All those positive feelings fade as a cyclist whooshes past Mel and whisks his most prized possession, his viola, off his shoulder; the woman sprints off, laughing, into the dark. Mel immediately panics at the loss of his instrument, as it is so crucial to his work.
The caper which opens The Tooth Tattoo, a novel published last year, was echoed at the end of January when Frank Almond, the concertmaster (top first violinist, aka seriously good violin player) of the Milwaukee Symphony Orchestra, played a beautiful concert, then left the concert hall with his precious 1715 Stradivarius violin bundled against his chest, protecting it against the brutal Milwaukee cold.

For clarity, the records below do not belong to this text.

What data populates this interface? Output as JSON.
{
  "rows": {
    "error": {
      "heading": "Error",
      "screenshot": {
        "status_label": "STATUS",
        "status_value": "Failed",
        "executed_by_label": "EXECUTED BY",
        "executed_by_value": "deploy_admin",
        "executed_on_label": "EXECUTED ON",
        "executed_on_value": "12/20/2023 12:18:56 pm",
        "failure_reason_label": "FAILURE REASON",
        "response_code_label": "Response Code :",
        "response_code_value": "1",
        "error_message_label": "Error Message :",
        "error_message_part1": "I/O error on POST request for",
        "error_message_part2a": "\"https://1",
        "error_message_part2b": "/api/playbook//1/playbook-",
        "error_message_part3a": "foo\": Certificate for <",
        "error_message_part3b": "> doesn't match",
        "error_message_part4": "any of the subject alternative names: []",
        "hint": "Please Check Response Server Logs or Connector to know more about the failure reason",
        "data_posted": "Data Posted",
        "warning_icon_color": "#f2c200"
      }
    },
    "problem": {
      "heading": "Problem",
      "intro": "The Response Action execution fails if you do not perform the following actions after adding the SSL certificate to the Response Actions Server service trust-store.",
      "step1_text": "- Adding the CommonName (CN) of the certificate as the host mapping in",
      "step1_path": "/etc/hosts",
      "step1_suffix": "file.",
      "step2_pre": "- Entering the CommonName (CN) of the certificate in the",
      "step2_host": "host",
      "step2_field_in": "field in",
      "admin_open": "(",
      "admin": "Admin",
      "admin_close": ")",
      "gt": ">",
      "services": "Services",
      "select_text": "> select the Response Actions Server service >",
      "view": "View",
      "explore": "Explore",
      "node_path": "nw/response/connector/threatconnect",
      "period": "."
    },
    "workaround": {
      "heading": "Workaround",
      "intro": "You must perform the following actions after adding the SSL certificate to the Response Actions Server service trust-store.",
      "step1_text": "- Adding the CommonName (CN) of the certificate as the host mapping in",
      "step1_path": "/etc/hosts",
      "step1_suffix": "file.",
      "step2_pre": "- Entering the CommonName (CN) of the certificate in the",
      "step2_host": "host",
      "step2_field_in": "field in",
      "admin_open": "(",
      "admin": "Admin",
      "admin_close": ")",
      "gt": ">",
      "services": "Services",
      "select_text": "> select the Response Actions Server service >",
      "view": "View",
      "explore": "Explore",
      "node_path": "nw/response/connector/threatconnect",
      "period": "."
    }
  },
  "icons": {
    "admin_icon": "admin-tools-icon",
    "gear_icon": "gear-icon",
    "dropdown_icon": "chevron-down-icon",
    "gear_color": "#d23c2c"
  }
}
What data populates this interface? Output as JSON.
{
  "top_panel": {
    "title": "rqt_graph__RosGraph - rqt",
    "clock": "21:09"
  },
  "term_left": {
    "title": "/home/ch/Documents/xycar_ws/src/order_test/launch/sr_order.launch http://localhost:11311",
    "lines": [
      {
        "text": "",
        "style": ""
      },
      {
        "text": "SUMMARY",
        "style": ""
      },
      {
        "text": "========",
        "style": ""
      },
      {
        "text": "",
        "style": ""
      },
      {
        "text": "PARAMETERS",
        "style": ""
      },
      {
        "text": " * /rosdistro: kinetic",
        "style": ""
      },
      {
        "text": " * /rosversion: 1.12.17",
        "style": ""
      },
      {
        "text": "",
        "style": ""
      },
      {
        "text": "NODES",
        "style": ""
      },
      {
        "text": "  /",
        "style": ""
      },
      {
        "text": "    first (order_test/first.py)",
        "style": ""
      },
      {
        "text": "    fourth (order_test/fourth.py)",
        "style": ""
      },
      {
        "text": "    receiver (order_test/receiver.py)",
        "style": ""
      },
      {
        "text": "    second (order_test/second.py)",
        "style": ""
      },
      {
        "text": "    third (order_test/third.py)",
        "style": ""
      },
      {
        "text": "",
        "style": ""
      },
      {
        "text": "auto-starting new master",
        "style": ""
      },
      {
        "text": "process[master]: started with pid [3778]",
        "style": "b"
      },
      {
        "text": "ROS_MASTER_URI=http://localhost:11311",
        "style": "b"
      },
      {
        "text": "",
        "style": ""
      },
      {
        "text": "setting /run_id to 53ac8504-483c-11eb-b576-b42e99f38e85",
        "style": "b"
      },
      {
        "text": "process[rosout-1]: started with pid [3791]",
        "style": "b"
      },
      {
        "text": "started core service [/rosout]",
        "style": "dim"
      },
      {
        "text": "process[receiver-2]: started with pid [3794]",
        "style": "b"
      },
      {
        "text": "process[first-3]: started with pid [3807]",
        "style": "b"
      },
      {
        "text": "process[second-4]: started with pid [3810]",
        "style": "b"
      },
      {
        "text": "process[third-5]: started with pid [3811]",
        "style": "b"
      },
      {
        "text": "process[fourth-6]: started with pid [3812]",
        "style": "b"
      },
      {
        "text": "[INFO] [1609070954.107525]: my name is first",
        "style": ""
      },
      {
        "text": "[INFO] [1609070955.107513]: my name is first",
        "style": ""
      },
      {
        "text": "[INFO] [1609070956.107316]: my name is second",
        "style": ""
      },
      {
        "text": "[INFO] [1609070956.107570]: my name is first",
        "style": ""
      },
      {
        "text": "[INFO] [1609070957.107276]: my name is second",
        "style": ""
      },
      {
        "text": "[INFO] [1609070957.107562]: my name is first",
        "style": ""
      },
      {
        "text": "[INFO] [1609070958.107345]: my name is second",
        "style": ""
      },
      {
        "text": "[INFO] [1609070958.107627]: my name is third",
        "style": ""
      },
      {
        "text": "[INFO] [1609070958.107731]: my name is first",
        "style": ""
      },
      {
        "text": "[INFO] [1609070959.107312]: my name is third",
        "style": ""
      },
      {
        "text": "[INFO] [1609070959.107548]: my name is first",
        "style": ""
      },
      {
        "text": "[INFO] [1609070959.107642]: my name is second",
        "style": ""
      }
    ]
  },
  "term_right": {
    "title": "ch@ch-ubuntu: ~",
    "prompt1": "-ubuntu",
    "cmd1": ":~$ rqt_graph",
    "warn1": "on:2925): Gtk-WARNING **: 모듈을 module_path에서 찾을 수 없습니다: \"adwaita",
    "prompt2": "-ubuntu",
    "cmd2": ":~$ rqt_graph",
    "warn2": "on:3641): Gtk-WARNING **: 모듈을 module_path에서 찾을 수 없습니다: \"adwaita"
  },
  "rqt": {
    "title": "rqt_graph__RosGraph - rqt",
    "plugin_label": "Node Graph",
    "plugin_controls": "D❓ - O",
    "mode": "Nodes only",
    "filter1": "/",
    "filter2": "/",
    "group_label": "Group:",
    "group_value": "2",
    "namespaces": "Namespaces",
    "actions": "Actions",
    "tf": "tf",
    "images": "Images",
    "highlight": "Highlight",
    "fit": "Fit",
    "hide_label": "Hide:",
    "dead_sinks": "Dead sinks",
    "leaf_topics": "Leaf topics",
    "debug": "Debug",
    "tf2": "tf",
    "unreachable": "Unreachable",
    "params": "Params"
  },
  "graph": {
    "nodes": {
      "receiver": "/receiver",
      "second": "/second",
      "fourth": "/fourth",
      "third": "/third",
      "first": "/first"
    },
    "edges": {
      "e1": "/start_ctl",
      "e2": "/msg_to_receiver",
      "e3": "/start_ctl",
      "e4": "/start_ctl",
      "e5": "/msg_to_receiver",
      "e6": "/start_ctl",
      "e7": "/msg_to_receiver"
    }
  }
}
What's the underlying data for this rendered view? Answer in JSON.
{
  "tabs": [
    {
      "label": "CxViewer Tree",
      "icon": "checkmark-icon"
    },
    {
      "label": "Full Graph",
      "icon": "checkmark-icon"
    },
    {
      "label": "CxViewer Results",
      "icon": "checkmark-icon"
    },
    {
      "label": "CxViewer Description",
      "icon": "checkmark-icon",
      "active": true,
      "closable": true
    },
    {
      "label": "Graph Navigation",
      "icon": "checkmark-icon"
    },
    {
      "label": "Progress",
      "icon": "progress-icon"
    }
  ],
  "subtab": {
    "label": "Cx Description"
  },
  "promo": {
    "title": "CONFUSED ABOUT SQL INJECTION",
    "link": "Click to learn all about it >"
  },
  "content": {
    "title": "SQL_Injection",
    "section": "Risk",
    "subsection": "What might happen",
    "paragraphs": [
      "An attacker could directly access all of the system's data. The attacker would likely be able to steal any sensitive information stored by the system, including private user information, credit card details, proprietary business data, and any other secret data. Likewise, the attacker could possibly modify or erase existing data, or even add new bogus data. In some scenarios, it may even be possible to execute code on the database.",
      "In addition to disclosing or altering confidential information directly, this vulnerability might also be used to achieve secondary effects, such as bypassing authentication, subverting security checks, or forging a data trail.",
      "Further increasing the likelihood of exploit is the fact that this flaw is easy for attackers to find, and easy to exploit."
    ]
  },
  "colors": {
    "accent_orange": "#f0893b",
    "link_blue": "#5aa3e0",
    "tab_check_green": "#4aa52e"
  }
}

Like something out of a movie (or a book), a nefarious form stepped out of the shadows and tazed Almond, causing him to drop his cherished violin, allowing the tazer-wielding thief to scoop it up and hop into a minivan (really? a minivan?), where an accomplice laid in wait. The two Strad thieves made a quick getaway, speeding out of the parking lot and into the night.
The theft of priceless antique instruments, Stadivarius considered the best among them, raises interesting questions about the thieves and their intentions. The Tooth Tattoo, unfortunately, doesn’t delve into the theft of instruments much further, but rather the suspicious behaviors of an eccentric string quartet. The intentions of the Milwaukee thieves aren’t known, although the police caught those involved and discovered the violin in an attic.
The symphony, with its classical music and buttoned up style, isn’t the place one would expect to turn for a great mystery (in a book or the real world). Apparently mysteries can be found everywhere, and more things than one would first imagine have a dark underworld to match their bright side.
- Stradivarius Is Recovered Unharmed After Theft (nytimes.com)
- ‘Dream theft’ of 300-year-old Stradivarius pulled off by Milwaukee man, police say (washingtonpost.com)
- Violinist speaks about Stradivarius theft: ‘I was screaming’ (chicagotribune.com)